Sheila shares information she learned from Art as well as what she learns through her research into the church and its priests. Sheila provides us with a lot of information about the life of priests-in-training and beyond, after they are assigned to a parish, not to mention painting a detailed account of her brother’s life. She also provides us with the answers given by some of the priests and others Sheila speaks with who knew Father Breen. Haigh has written Sheila in such a way that it often feels like she’s conversing directly with us as she informs us of what’s she’s learned.

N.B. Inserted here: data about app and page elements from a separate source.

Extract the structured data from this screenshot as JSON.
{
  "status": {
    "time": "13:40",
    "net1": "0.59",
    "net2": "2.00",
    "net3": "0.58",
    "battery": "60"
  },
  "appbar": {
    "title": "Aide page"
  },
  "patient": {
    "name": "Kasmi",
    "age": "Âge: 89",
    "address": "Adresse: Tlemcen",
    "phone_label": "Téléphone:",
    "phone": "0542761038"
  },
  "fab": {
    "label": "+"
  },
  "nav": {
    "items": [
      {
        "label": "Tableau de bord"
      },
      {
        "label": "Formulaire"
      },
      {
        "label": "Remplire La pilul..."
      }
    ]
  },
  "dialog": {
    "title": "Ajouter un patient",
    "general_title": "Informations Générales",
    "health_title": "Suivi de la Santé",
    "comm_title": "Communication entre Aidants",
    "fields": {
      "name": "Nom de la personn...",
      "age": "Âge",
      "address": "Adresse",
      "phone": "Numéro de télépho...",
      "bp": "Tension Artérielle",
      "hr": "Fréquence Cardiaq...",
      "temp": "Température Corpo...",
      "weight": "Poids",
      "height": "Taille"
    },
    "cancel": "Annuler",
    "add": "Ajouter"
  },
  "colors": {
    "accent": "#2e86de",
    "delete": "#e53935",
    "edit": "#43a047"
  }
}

Without giving anything away, it’s important to know that Sheila has no illusions about who she is and what she’s done. She’s a strong character and the more I got to know her the more refreshing I found her, especially from my perspective as a Catholic woman. Sometimes she seems distant as she relates a particularly troubling incident. At other times she’s intimately personal. This behavior, along with the depth Haigh gives her, makes Sheila alternately strong and frail: in other words, very human and very real. This is why we believe her, even if we do not out right identify with her. It’s understandable if we don’t as one reader my not share a similar background, while another, like myself, does. But seeing her as believable can‘t be denied. The author has a real flair for this kind of fleshing out and creation of complex characters.

Haigh excels at developing many of the characters into three-dimensional flawed human beings who we recognize from our own lives as well as understand and relate to on some level. She understands human behavior. I was surprised to discover I even sympathized with and related to the priest, Father Breen, at times. It was also shocking to read the cruel , selfish and thoughtless behavior the characters inflict on each other and then realize it rings true. It’s hard to go into more detail about these characters without giving too much of this poignant and amazing story away. Faith is a reading experience you don't want to miss. Haigh weaves together a myriad of themes including love, family, and deceit in a stunning, intense and complex narrative that is fraught with misunderstandings, revelations, justices and injustices. Haigh has written an engrossing and absorbing story that you'll have difficulty putting down. Faith is a book you won't soon forget once you've finished it.

For information about Faith and Jennifer Haigh see her website

Thank you to TLC Book Tours for a copy of the book and the opportunity to read and review Faith


  1. I've been v curious about this book esp since I've seen so many positive reviews -- being in Boston during the scandal and coming from an Irish Catholic family, there are many things about this book that intrigue/frighten me.

  2. I don't think I've read a bad thing about this book. I can't wait to read it!

  3. Very timely topics. All of these allegations are tearing apart our religion and is very distressing to me. I'm nervous about my kids being alter servers, for crying out loud. And God help you if you are accused but are innocent. You will be assumed guilty no matter what you have or haven't done. This book sounds incredibly well done.

  4. This does sound like a fascinating book. Although I am not Catholic, I find these stories of abuse very sad, and would love to read this and find out how the author handles this in her story. A great and thoughtful review. Thanks for sharing it with us.

  5. I've enjoyed two of Haigh's previous books, so will definitely add this o my list. It sounds like another winner!

    LOL - word verification is wines!

  6. I grew up Catholic and though I attend a Protestant church now I still have a fondness for priests and nuns - I admire their commitment so much. This book sounds difficult yet fascinating, definitely something I could enjoy.

    Thanks for reading and reviewing this for the tour!

  7. Amy, I just posted my review of this one. We both liked it ...yay!